Aim of the exercise – Output the material exactly, line by line.

Data supplied –

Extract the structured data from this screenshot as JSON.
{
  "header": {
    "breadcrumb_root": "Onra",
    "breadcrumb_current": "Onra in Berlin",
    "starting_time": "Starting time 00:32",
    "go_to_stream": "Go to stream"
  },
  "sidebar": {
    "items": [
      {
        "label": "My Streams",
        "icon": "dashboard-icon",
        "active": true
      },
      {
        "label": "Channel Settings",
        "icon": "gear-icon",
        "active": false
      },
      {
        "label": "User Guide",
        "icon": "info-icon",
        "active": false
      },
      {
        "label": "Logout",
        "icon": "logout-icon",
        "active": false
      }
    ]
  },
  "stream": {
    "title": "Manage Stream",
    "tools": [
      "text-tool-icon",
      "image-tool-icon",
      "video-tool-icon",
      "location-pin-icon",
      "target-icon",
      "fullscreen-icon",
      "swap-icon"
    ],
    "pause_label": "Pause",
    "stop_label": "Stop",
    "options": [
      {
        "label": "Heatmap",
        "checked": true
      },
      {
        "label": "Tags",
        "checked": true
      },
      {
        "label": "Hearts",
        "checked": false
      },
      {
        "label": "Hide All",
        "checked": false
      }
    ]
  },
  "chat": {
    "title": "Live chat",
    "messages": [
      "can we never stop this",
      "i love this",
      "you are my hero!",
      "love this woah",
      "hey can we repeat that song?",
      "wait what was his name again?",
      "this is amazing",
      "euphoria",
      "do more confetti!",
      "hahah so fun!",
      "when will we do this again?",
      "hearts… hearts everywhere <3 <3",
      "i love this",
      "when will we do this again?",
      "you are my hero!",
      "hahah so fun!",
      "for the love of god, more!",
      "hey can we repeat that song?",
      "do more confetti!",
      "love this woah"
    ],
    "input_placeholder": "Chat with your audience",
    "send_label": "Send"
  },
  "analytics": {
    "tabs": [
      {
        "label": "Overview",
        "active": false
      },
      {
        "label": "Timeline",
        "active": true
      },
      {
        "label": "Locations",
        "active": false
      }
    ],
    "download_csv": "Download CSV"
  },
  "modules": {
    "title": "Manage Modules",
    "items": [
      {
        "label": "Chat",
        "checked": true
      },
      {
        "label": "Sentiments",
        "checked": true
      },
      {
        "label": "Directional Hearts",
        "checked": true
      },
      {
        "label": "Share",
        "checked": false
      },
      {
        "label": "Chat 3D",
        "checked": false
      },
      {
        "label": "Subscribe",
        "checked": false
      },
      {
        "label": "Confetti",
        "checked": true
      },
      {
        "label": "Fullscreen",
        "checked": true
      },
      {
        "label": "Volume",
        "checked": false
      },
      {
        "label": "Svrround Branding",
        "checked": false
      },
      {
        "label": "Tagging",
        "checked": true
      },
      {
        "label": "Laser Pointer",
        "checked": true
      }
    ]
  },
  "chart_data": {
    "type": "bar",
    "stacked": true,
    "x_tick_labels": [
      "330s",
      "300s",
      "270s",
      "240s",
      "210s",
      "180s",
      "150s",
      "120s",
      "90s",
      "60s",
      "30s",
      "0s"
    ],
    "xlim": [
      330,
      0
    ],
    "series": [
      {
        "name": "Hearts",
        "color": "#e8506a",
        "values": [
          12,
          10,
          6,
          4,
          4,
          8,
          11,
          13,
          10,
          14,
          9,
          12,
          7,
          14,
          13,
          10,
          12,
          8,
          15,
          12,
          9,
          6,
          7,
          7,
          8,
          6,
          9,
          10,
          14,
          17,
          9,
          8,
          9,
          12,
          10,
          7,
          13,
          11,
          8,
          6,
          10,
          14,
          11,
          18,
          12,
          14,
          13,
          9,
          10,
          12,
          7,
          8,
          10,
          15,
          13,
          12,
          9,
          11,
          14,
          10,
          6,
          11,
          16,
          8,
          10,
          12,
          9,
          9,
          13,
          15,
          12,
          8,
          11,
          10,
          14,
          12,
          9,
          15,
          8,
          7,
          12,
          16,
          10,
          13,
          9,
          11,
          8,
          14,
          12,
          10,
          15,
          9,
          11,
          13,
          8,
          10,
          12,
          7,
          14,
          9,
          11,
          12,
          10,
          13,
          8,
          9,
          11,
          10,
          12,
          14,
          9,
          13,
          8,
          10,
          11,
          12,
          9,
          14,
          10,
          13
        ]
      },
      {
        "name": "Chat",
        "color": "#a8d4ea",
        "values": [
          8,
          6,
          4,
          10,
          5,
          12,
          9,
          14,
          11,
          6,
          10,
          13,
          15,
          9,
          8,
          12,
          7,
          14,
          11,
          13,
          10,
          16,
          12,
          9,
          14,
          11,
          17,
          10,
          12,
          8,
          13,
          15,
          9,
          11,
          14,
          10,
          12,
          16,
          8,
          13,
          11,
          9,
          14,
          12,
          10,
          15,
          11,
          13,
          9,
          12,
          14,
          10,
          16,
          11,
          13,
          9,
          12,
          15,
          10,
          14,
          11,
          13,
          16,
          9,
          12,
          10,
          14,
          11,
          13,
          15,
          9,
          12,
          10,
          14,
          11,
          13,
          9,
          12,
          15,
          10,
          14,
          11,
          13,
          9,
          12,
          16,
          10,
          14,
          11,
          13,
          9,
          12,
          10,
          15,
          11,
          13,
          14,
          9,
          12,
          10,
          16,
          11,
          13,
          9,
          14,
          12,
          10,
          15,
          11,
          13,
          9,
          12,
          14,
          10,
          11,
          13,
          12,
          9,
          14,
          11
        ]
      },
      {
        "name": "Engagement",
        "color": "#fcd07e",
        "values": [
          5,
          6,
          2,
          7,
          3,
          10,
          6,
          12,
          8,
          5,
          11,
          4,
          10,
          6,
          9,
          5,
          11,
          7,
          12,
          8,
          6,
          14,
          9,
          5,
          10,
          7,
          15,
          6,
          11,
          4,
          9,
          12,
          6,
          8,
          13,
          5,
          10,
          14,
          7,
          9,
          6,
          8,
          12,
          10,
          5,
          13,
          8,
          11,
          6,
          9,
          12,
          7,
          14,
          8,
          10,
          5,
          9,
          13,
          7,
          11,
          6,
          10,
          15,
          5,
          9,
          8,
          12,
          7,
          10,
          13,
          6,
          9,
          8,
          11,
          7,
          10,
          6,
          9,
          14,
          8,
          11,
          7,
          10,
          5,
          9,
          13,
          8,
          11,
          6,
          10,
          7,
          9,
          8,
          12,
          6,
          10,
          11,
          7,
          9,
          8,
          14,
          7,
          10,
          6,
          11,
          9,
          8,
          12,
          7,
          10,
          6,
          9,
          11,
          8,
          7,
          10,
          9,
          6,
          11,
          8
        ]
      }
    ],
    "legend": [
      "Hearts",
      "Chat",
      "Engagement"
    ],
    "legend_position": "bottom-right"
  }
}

Solved exercise –
Extract the structured data from this screenshot as JSON.
{
  "header": {
    "breadcrumb_root": "Onra",
    "breadcrumb_current": "Onra in Berlin",
    "starting_time": "Starting time 00:32",
    "go_to_stream": "Go to stream"
  },
  "sidebar": {
    "items": [
      {
        "label": "My Streams",
        "icon": "dashboard-icon",
        "active": true
      },
      {
        "label": "Channel Settings",
        "icon": "gear-icon",
        "active": false
      },
      {
        "label": "User Guide",
        "icon": "info-icon",
        "active": false
      },
      {
        "label": "Logout",
        "icon": "logout-icon",
        "active": false
      }
    ]
  },
  "stream": {
    "title": "Manage Stream",
    "tools": [
      "text-tool-icon",
      "image-tool-icon",
      "video-tool-icon",
      "location-pin-icon",
      "target-icon",
      "fullscreen-icon",
      "swap-icon"
    ],
    "pause_label": "Pause",
    "stop_label": "Stop",
    "options": [
      {
        "label": "Heatmap",
        "checked": true
      },
      {
        "label": "Tags",
        "checked": true
      },
      {
        "label": "Hearts",
        "checked": false
      },
      {
        "label": "Hide All",
        "checked": false
      }
    ]
  },
  "chat": {
    "title": "Live chat",
    "messages": [
      "can we never stop this",
      "i love this",
      "you are my hero!",
      "love this woah",
      "hey can we repeat that song?",
      "wait what was his name again?",
      "this is amazing",
      "euphoria",
      "do more confetti!",
      "hahah so fun!",
      "when will we do this again?",
      "hearts… hearts everywhere <3 <3",
      "i love this",
      "when will we do this again?",
      "you are my hero!",
      "hahah so fun!",
      "for the love of god, more!",
      "hey can we repeat that song?",
      "do more confetti!",
      "love this woah"
    ],
    "input_placeholder": "Chat with your audience",
    "send_label": "Send"
  },
  "analytics": {
    "tabs": [
      {
        "label": "Overview",
        "active": false
      },
      {
        "label": "Timeline",
        "active": true
      },
      {
        "label": "Locations",
        "active": false
      }
    ],
    "download_csv": "Download CSV"
  },
  "modules": {
    "title": "Manage Modules",
    "items": [
      {
        "label": "Chat",
        "checked": true
      },
      {
        "label": "Sentiments",
        "checked": true
      },
      {
        "label": "Directional Hearts",
        "checked": true
      },
      {
        "label": "Share",
        "checked": false
      },
      {
        "label": "Chat 3D",
        "checked": false
      },
      {
        "label": "Subscribe",
        "checked": false
      },
      {
        "label": "Confetti",
        "checked": true
      },
      {
        "label": "Fullscreen",
        "checked": true
      },
      {
        "label": "Volume",
        "checked": false
      },
      {
        "label": "Svrround Branding",
        "checked": false
      },
      {
        "label": "Tagging",
        "checked": true
      },
      {
        "label": "Laser Pointer",
        "checked": true
      }
    ]
  },
  "chart_data": {
    "type": "bar",
    "stacked": true,
    "x_tick_labels": [
      "330s",
      "300s",
      "270s",
      "240s",
      "210s",
      "180s",
      "150s",
      "120s",
      "90s",
      "60s",
      "30s",
      "0s"
    ],
    "xlim": [
      330,
      0
    ],
    "series": [
      {
        "name": "Hearts",
        "color": "#e8506a",
        "values": [
          12,
          10,
          6,
          4,
          4,
          8,
          11,
          13,
          10,
          14,
          9,
          12,
          7,
          14,
          13,
          10,
          12,
          8,
          15,
          12,
          9,
          6,
          7,
          7,
          8,
          6,
          9,
          10,
          14,
          17,
          9,
          8,
          9,
          12,
          10,
          7,
          13,
          11,
          8,
          6,
          10,
          14,
          11,
          18,
          12,
          14,
          13,
          9,
          10,
          12,
          7,
          8,
          10,
          15,
          13,
          12,
          9,
          11,
          14,
          10,
          6,
          11,
          16,
          8,
          10,
          12,
          9,
          9,
          13,
          15,
          12,
          8,
          11,
          10,
          14,
          12,
          9,
          15,
          8,
          7,
          12,
          16,
          10,
          13,
          9,
          11,
          8,
          14,
          12,
          10,
          15,
          9,
          11,
          13,
          8,
          10,
          12,
          7,
          14,
          9,
          11,
          12,
          10,
          13,
          8,
          9,
          11,
          10,
          12,
          14,
          9,
          13,
          8,
          10,
          11,
          12,
          9,
          14,
          10,
          13
        ]
      },
      {
        "name": "Chat",
        "color": "#a8d4ea",
        "values": [
          8,
          6,
          4,
          10,
          5,
          12,
          9,
          14,
          11,
          6,
          10,
          13,
          15,
          9,
          8,
          12,
          7,
          14,
          11,
          13,
          10,
          16,
          12,
          9,
          14,
          11,
          17,
          10,
          12,
          8,
          13,
          15,
          9,
          11,
          14,
          10,
          12,
          16,
          8,
          13,
          11,
          9,
          14,
          12,
          10,
          15,
          11,
          13,
          9,
          12,
          14,
          10,
          16,
          11,
          13,
          9,
          12,
          15,
          10,
          14,
          11,
          13,
          16,
          9,
          12,
          10,
          14,
          11,
          13,
          15,
          9,
          12,
          10,
          14,
          11,
          13,
          9,
          12,
          15,
          10,
          14,
          11,
          13,
          9,
          12,
          16,
          10,
          14,
          11,
          13,
          9,
          12,
          10,
          15,
          11,
          13,
          14,
          9,
          12,
          10,
          16,
          11,
          13,
          9,
          14,
          12,
          10,
          15,
          11,
          13,
          9,
          12,
          14,
          10,
          11,
          13,
          12,
          9,
          14,
          11
        ]
      },
      {
        "name": "Engagement",
        "color": "#fcd07e",
        "values": [
          5,
          6,
          2,
          7,
          3,
          10,
          6,
          12,
          8,
          5,
          11,
          4,
          10,
          6,
          9,
          5,
          11,
          7,
          12,
          8,
          6,
          14,
          9,
          5,
          10,
          7,
          15,
          6,
          11,
          4,
          9,
          12,
          6,
          8,
          13,
          5,
          10,
          14,
          7,
          9,
          6,
          8,
          12,
          10,
          5,
          13,
          8,
          11,
          6,
          9,
          12,
          7,
          14,
          8,
          10,
          5,
          9,
          13,
          7,
          11,
          6,
          10,
          15,
          5,
          9,
          8,
          12,
          7,
          10,
          13,
          6,
          9,
          8,
          11,
          7,
          10,
          6,
          9,
          14,
          8,
          11,
          7,
          10,
          5,
          9,
          13,
          8,
          11,
          6,
          10,
          7,
          9,
          8,
          12,
          6,
          10,
          11,
          7,
          9,
          8,
          14,
          7,
          10,
          6,
          11,
          9,
          8,
          12,
          7,
          10,
          6,
          9,
          11,
          8,
          7,
          10,
          9,
          6,
          11,
          8
        ]
      }
    ],
    "legend": [
      "Hearts",
      "Chat",
      "Engagement"
    ],
    "legend_position": "bottom-right"
  }
}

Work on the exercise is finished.